Some of the most found adjusters on the market include:
FOX DSC - or Dual Speed Compression adjuster, comes with a larger knob and smaller screw that move independently, allowing for the individual tuning of high and low speed compression. Plus, it offers a wider array of adjustability than the QS3.
FOX QS3 - or Quick Switch 3, provides three pre-set settings on the shock itself, combining low & high speed (Walker Evans compression adjustment, is also combined this way for example).
Moreover, there are also some that have adjustment capabilities from a switch on the dashboard, as opposed to only being adjustable on the shock itself:
FOX iQS - or Intelligent Quick Switch, is an electronically adjustable compression system that is dashboard-operable –– and otherwise quite similar to the QS3 with Soft, Medium and Firm settings.
Polaris Dynamix adjuster - also a dashboard compression adjuster, the Dynamix comes with the preset settings of Comfort, Sport, Firm.
Can-Am Smart Shox - offers the choice between Comfort, Sport, and Sport+ settings with a switch from the dashboard.
The last two, i.e., the Dynamix and the Smart Shox, come with extra ‘brains’ –– or semi-active suspension technology –– that automatically make internal shock adjustments on the fly in order to compensate for turns, and acceleration or deceleration, for example –– all without any required user input.
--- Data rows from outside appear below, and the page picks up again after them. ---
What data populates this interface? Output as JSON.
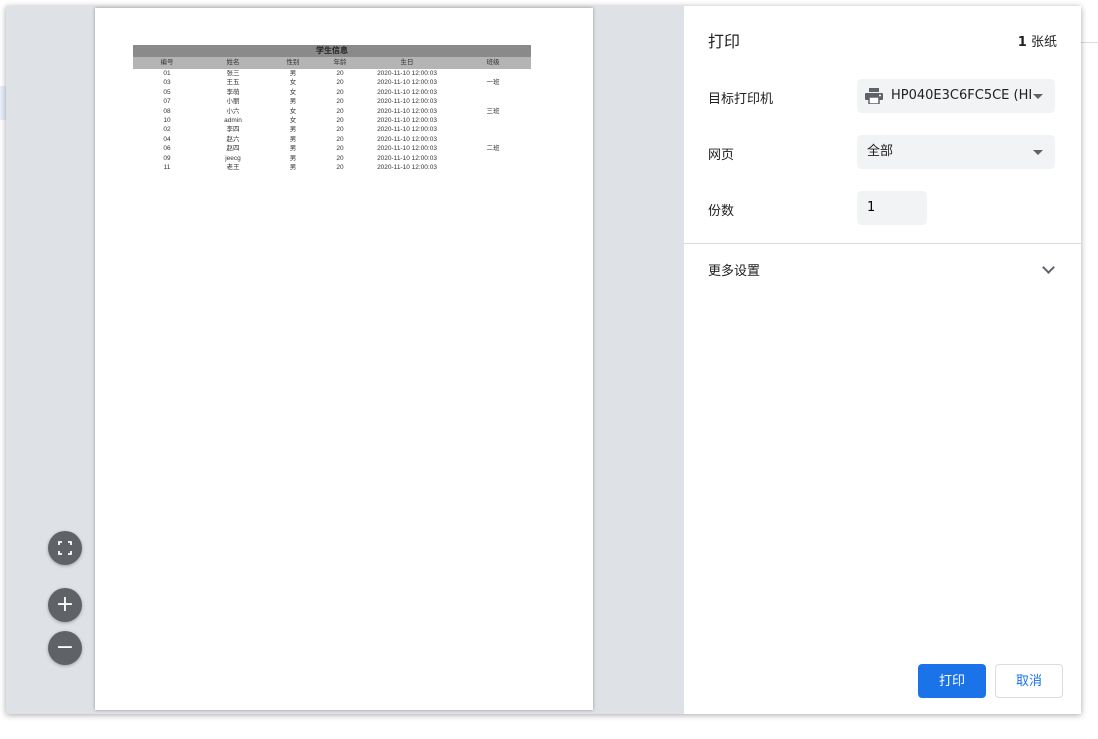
{
  "panel": {
    "title": "打印",
    "sheet_count": "1",
    "sheet_unit": "张纸",
    "printer_label": "目标打印机",
    "printer_value": "HP040E3C6FC5CE (HI",
    "pages_label": "网页",
    "pages_value": "全部",
    "copies_label": "份数",
    "copies_value": "1",
    "more_settings": "更多设置",
    "print_button": "打印",
    "cancel_button": "取消"
  },
  "report": {
    "title": "学生信息",
    "columns": [
      "编号",
      "姓名",
      "性别",
      "年龄",
      "生日",
      "班级"
    ],
    "rows": [
      [
        "01",
        "张三",
        "男",
        "20",
        "2020-11-10 12:00:03",
        ""
      ],
      [
        "03",
        "王五",
        "女",
        "20",
        "2020-11-10 12:00:03",
        "一班"
      ],
      [
        "05",
        "李萌",
        "女",
        "20",
        "2020-11-10 12:00:03",
        ""
      ],
      [
        "07",
        "小丽",
        "男",
        "20",
        "2020-11-10 12:00:03",
        ""
      ],
      [
        "08",
        "小六",
        "女",
        "20",
        "2020-11-10 12:00:03",
        "三班"
      ],
      [
        "10",
        "admin",
        "女",
        "20",
        "2020-11-10 12:00:03",
        ""
      ],
      [
        "02",
        "李四",
        "男",
        "20",
        "2020-11-10 12:00:03",
        ""
      ],
      [
        "04",
        "赵六",
        "男",
        "20",
        "2020-11-10 12:00:03",
        ""
      ],
      [
        "06",
        "赵四",
        "男",
        "20",
        "2020-11-10 12:00:03",
        "二班"
      ],
      [
        "09",
        "jeecg",
        "男",
        "20",
        "2020-11-10 12:00:03",
        ""
      ],
      [
        "11",
        "老王",
        "男",
        "20",
        "2020-11-10 12:00:03",
        ""
      ]
    ]
  },
  "zoom_controls": {
    "fit_icon": "fit-to-page-icon",
    "zoom_in_icon": "plus-icon",
    "zoom_out_icon": "minus-icon"
  },
  "colors": {
    "accent": "#1a73e8",
    "preview_bg": "#dee1e6",
    "field_bg": "#f1f3f4"
  }
}
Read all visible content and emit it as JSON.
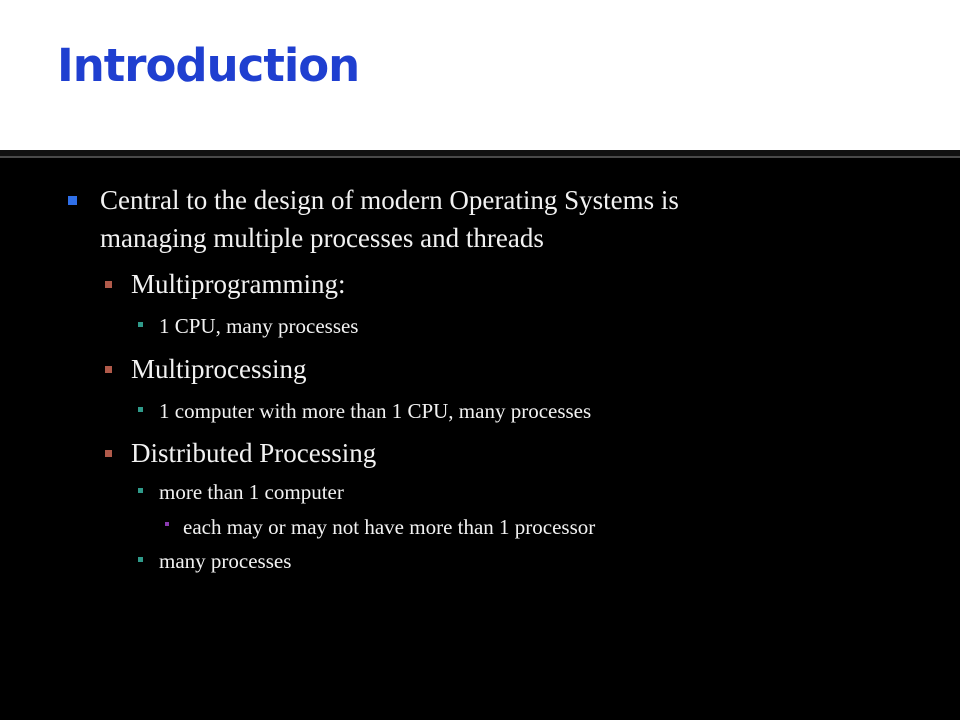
{
  "slide": {
    "title": "Introduction",
    "bullets": [
      {
        "level": 1,
        "text_line1": "Central to the design of modern Operating Systems is",
        "text_line2": "managing multiple processes and threads"
      },
      {
        "level": 2,
        "text": "Multiprogramming:"
      },
      {
        "level": 3,
        "text": "1 CPU, many processes"
      },
      {
        "level": 2,
        "text": "Multiprocessing"
      },
      {
        "level": 3,
        "text": "1 computer with more than 1 CPU, many processes"
      },
      {
        "level": 2,
        "text": "Distributed Processing"
      },
      {
        "level": 3,
        "text": "more than 1 computer"
      },
      {
        "level": 4,
        "text": "each may or may not have more than 1 processor"
      },
      {
        "level": 3,
        "text": "many processes"
      }
    ]
  },
  "colors": {
    "title": "#1f3fd0",
    "title_background": "#ffffff",
    "slide_background": "#000000",
    "text": "#f2f2f2",
    "bullet_level1": "#2f6fe8",
    "bullet_level2": "#b05a4a",
    "bullet_level3": "#2f9a8a",
    "bullet_level4": "#8a3ab0"
  }
}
As a result, it allows the compression levels of your FOX Shocks to be adjusted rapidly according to different sensors to respond to a variety of situations automatically.
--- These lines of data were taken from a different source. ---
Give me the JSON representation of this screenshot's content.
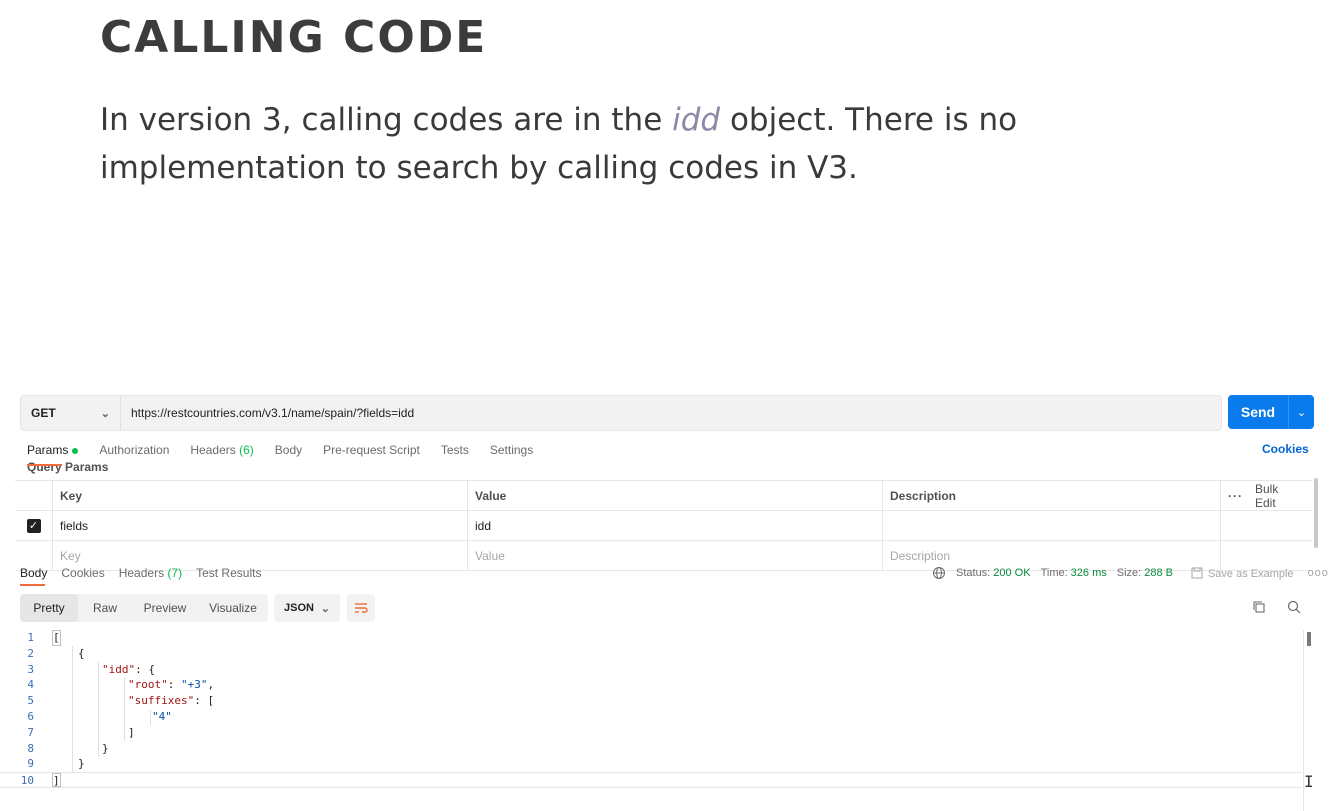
{
  "article": {
    "heading": "CALLING CODE",
    "para_before": "In version 3, calling codes are in the ",
    "para_em": "idd",
    "para_after": " object. There is no implementation to search by calling codes in V3."
  },
  "request": {
    "method": "GET",
    "url": "https://restcountries.com/v3.1/name/spain/?fields=idd",
    "send_label": "Send"
  },
  "request_tabs": {
    "params": "Params",
    "authorization": "Authorization",
    "headers": "Headers",
    "headers_count": "(6)",
    "body": "Body",
    "pre_request": "Pre-request Script",
    "tests": "Tests",
    "settings": "Settings",
    "cookies": "Cookies"
  },
  "params": {
    "section_label": "Query Params",
    "headers": {
      "key": "Key",
      "value": "Value",
      "description": "Description",
      "bulk_edit": "Bulk Edit"
    },
    "rows": [
      {
        "key": "fields",
        "value": "idd",
        "description": "",
        "checked": true
      }
    ],
    "placeholders": {
      "key": "Key",
      "value": "Value",
      "description": "Description"
    }
  },
  "response_tabs": {
    "body": "Body",
    "cookies": "Cookies",
    "headers": "Headers",
    "headers_count": "(7)",
    "test_results": "Test Results"
  },
  "response_status": {
    "status_label": "Status:",
    "status_value": "200 OK",
    "time_label": "Time:",
    "time_value": "326 ms",
    "size_label": "Size:",
    "size_value": "288 B",
    "save_example": "Save as Example"
  },
  "viewer": {
    "modes": [
      "Pretty",
      "Raw",
      "Preview",
      "Visualize"
    ],
    "format": "JSON"
  },
  "code_lines": {
    "l1": {
      "num": "1",
      "text": "["
    },
    "l2": {
      "num": "2",
      "text": "{"
    },
    "l3": {
      "num": "3",
      "key": "\"idd\"",
      "rest": ": {"
    },
    "l4": {
      "num": "4",
      "key": "\"root\"",
      "sep": ": ",
      "str": "\"+3\"",
      "rest": ","
    },
    "l5": {
      "num": "5",
      "key": "\"suffixes\"",
      "rest": ": ["
    },
    "l6": {
      "num": "6",
      "str": "\"4\""
    },
    "l7": {
      "num": "7",
      "text": "]"
    },
    "l8": {
      "num": "8",
      "text": "}"
    },
    "l9": {
      "num": "9",
      "text": "}"
    },
    "l10": {
      "num": "10",
      "text": "]"
    }
  }
}
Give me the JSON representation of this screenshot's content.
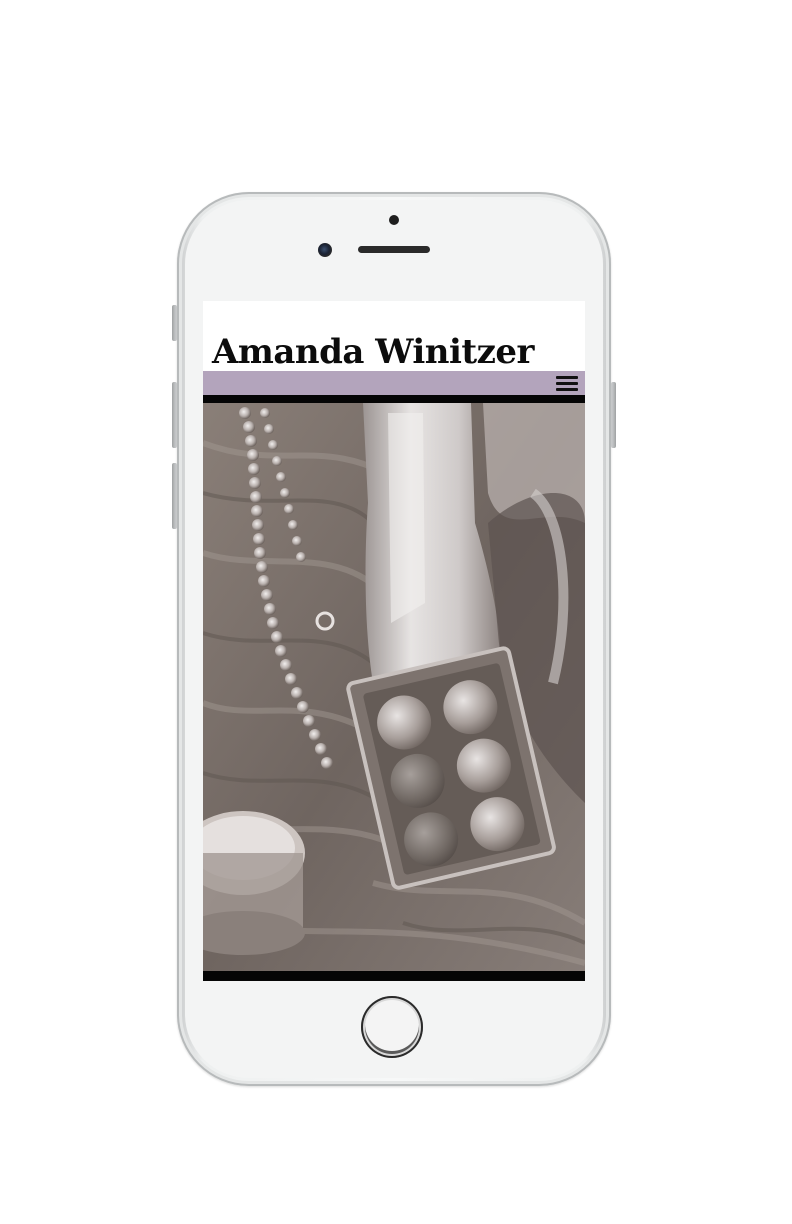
{
  "site": {
    "title": "Amanda Winitzer"
  },
  "nav": {
    "menu_icon": "hamburger-menu-icon",
    "bar_color": "#b3a4bc"
  },
  "hero": {
    "image_subject": "painting"
  },
  "device": {
    "frame_color": "#f3f4f4"
  }
}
For more information on the comparison between Dynamix and Smart Shox, check out our video:
High speed = big hits and fast shaft speeds; Low speed = small hits and slower shaft speeds.
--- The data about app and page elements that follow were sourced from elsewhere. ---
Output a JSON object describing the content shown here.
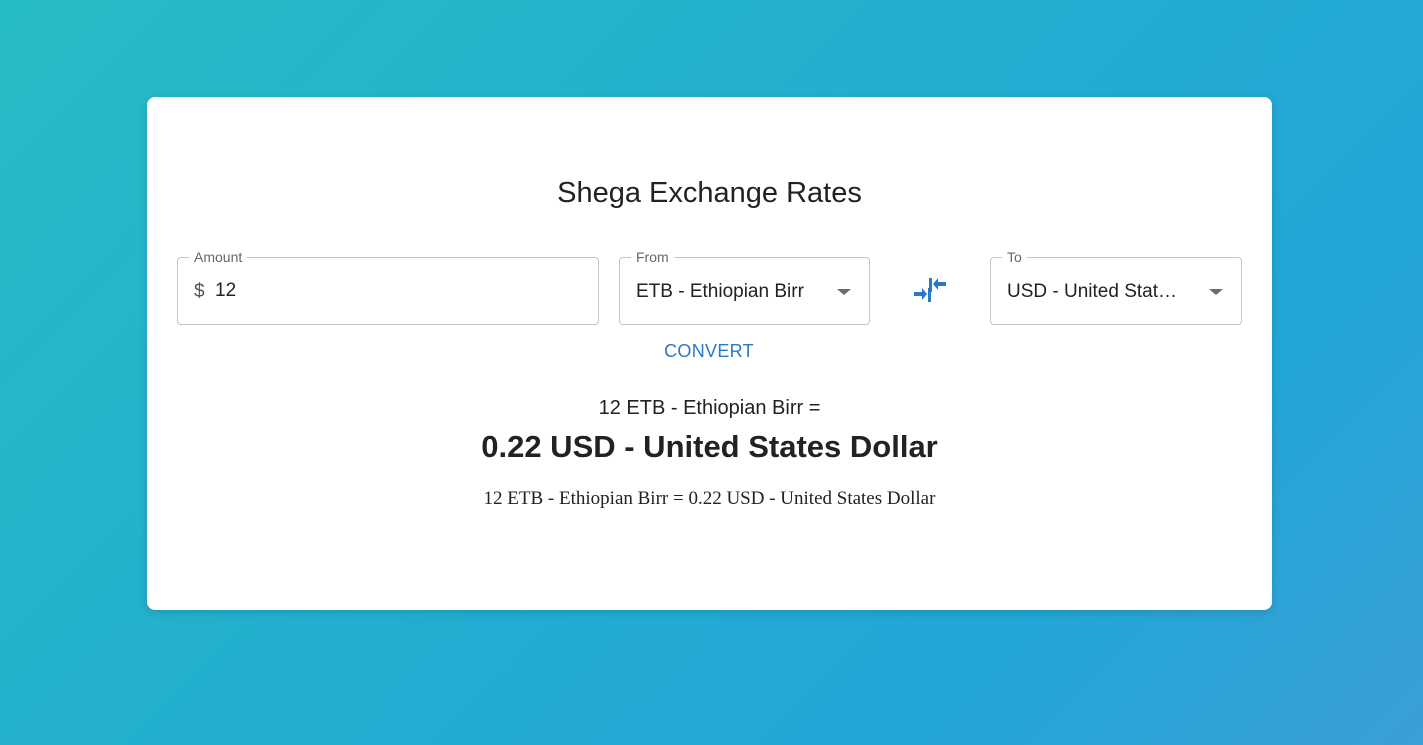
{
  "app": {
    "title": "Shega Exchange Rates"
  },
  "form": {
    "amount": {
      "label": "Amount",
      "prefix": "$",
      "value": "12"
    },
    "from": {
      "label": "From",
      "selected": "ETB - Ethiopian Birr"
    },
    "swap": {
      "icon": "compare-arrows-icon"
    },
    "to": {
      "label": "To",
      "selected": "USD - United States Dollar"
    },
    "convert_label": "CONVERT"
  },
  "result": {
    "from_text": "12 ETB - Ethiopian Birr =",
    "to_text": "0.22 USD - United States Dollar",
    "summary": "12 ETB - Ethiopian Birr = 0.22 USD - United States Dollar"
  },
  "colors": {
    "accent": "#2b79c9",
    "background_start": "#26bcc4",
    "background_end": "#3a9fd6",
    "card": "#ffffff"
  }
}
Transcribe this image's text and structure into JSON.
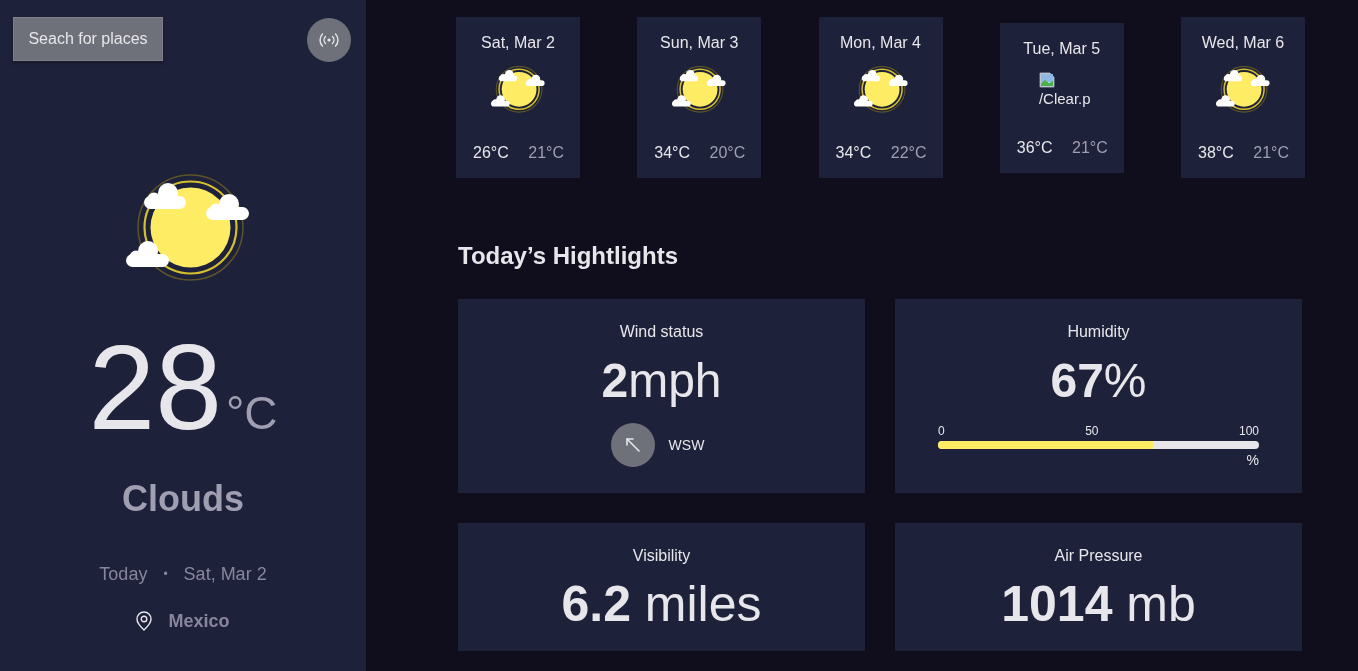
{
  "sidebar": {
    "search_button": "Seach for places",
    "temperature": "28",
    "unit": "°C",
    "condition": "Clouds",
    "day": "Today",
    "separator": "•",
    "date": "Sat, Mar 2",
    "location": "Mexico"
  },
  "forecast": [
    {
      "date": "Sat, Mar 2",
      "kind": "clouds",
      "max": "26°C",
      "min": "21°C"
    },
    {
      "date": "Sun, Mar 3",
      "kind": "clouds",
      "max": "34°C",
      "min": "20°C"
    },
    {
      "date": "Mon, Mar 4",
      "kind": "clouds",
      "max": "34°C",
      "min": "22°C"
    },
    {
      "date": "Tue, Mar 5",
      "kind": "broken-image",
      "alt": "/Clear.p",
      "max": "36°C",
      "min": "21°C"
    },
    {
      "date": "Wed, Mar 6",
      "kind": "clouds",
      "max": "38°C",
      "min": "21°C"
    }
  ],
  "highlights": {
    "title": "Today’s Hightlights",
    "items": [
      {
        "kind": "wind",
        "title": "Wind status",
        "value": "**2**mph",
        "direction": "WSW"
      },
      {
        "kind": "humidity",
        "title": "Humidity",
        "value": "**67**%",
        "scale": [
          "0",
          "50",
          "100"
        ],
        "level": 0.67,
        "scale_unit": "%"
      },
      {
        "kind": "plain",
        "title": "Visibility",
        "value": "**6.2** miles"
      },
      {
        "kind": "plain",
        "title": "Air Pressure",
        "value": "**1014** mb"
      }
    ]
  }
}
Righty-tighty (clockwise) always stiffens the system
Rebound refers to the way in which the shock and vehicle rebound after compression, such as following a landing from a jump. Adding rebound stiffens the system and adds more resistance, thus slowing down the rebound or shock extension. Some FOX shocks have a rebound adjuster and some don’t, while no Walker Evans shocks do.
To illustrate, if after driving over a small jump the back ends bounces up too much, then slow the back rebound down. If, on the other hand, the front end bounces when you land, slow down the front rebound a little. While sometimes the case with compression as well, rebound is often the culprit for vehicle bucking, too.
Ideally, the vehicle should land and recover once –– not bounce two or three times afterward –– and should do so level (i.e., the front and back end respond with equal rebound). Once you’ve dialed it in and tested it a few more times to ensure that’s the case, your rebound is good to go.
General Rebound Advice
For rebound adjustment, when you turn it to the right, you’re adding rebound or slowing down the shock extension.
In the whoops, a little faster rebound is better. In the dunes, you’ll want to add a little bit of rebound to handle landings and g-outs. For rock crawling, you’ll want to have a lot of rebound in it because you don’t want it to bounce off the rocks; you want it to settle into them.
But a lot of it is personal preference.
We just want you to know what each adjustment does so you can dial it in exactly how you want.
Shock Therapy can help with more advanced tuning:
By customizing the internal valving of your shocks to facilitate different compression and rebound characteristics, we can tune your vehicle to respond exactly how you need it to with our Ride Improvement System (RIS).
If you'd like to learn more about suspension tuning, take a look at our YouTube channel and subscribe for more tips to come.
The Future of Suspension Adjustment
Just as the market has shifted away from the unnecessarily complex adjustability of manual systems with varying clicks and turns to get the desired outcome, we see the market moving even further in the direction of dashboard/electronic controllability with pre-set settings. Nonetheless, hopefully the industry will evolve beyond imprecise settings such as ‘soft’ or ‘hard’ –– and instead adopt more scenario-specific presets for dune riding, the desert, trails, rock crawling, or any other relevant situation.